Another oddity is that sometimes your frontend Vue component data field names will not match up totally with the backoffice Element type names. Therefore the view models might need to be attributed with JsonProperty[“<insert name>”]. You may even consider attributing all of your model properties for consistency, however this really makes the model more of a Data Model, rather than a View Model. An example of this is below.

public class LinkWrapper
{
	[JsonProperty("text")]
	public string Label { get; set; }

	[JsonProperty("href")]
	public string Url { get; set; }
	
	[JsonProperty("target")]
	public string Target { get; set; }
}

 

View Model Hydration

The construction of view models can sometimes be a little complex. In our approach, we gain clean MVC views, however the tradeoff is potentially complex or unconventional view model hydration. One such scenario is where the Vue component requires content from the CMS node, and dictionary items.

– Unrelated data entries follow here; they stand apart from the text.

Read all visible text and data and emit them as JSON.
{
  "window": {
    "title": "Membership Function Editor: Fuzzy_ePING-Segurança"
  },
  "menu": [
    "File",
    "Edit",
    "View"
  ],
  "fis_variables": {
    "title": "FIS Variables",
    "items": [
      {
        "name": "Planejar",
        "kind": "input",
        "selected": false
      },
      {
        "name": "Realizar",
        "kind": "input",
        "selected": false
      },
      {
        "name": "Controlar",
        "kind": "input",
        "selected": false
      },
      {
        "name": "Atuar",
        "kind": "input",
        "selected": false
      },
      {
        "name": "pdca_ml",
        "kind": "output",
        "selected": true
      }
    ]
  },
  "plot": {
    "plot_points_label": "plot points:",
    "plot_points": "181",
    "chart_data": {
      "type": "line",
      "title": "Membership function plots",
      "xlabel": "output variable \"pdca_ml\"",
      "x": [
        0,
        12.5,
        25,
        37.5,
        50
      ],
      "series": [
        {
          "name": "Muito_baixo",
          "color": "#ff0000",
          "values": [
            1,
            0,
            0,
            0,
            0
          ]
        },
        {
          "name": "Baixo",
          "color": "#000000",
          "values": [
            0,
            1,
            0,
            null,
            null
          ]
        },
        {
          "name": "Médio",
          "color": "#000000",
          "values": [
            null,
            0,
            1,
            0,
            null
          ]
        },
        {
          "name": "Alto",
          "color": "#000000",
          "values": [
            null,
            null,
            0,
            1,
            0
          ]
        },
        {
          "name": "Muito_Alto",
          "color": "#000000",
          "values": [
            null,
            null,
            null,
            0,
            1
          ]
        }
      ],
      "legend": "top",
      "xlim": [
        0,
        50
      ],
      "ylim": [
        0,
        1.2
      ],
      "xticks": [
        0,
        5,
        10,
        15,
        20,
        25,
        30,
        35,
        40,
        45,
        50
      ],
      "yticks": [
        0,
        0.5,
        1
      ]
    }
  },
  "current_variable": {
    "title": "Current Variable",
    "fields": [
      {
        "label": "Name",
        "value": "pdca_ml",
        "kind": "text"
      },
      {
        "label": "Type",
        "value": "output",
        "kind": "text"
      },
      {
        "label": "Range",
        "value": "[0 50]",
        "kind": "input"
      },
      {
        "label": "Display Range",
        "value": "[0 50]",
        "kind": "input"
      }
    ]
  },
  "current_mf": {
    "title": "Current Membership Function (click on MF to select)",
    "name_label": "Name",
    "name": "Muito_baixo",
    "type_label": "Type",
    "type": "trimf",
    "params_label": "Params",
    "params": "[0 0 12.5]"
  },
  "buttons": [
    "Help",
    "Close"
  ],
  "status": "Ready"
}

In the following two code snippets, the controller uses a service to create the view model, then another class is used to hydrate dictionary items.

Controller: 

public override ActionResult Index(ContentModel model)
{
    var viewModel = _viewModelService.GetViewModel<ExampleViewModel>(model.Content);
    _dictionaryItemHydrator.Hydrate(viewModel, Umbraco);    

    return View("Example", viewModel);
}

Dictionary Hydrator:

public ExampleViewModel Hydrate(ExampleViewModel viewModel, UmbracoHelper umbracoHelper)
{
    var findOutMoreText = umbracoHelper.GetDictionaryValue("Global_CTA_Text");
    
    foreach (var item in viewModel.Content.Items)
    {
        if (item.Url != null)
        {
            item.Url.Label = findOutMoreText;
        }
    }

    return viewModel;
}


Note: The problem can become more complex if you have nesting of models which also require dictionary items.

Final Thoughts

In our approach, a totally modular design was realised by using a combination Nested Content, Models Builder, a generic MVC partial, VueJS components, and content rendered as JSON. This resulted in very clean MVC views, where the actual component HTML is maintained only as .vue files by UI developers.

There are some oddities in this approach. Namely the fact that our view models don’t really seem like traditional MVC view models. They feel more like data models which would typically be consumed via a WebAPI.

One unintended side effect of this approach is an incredibly fast time to first byte. We found that our pages can typically respond in under 100ms, without any caching. This is due to the fact that server side rendering of HTML is very limited, hence the response time is incredibly fast.

We look forward to improving this approach, and may look into Vue server-side rendering in the future.

Anthony Dang

Anthony is on Twitter as

John Sheard

John is on Twitter as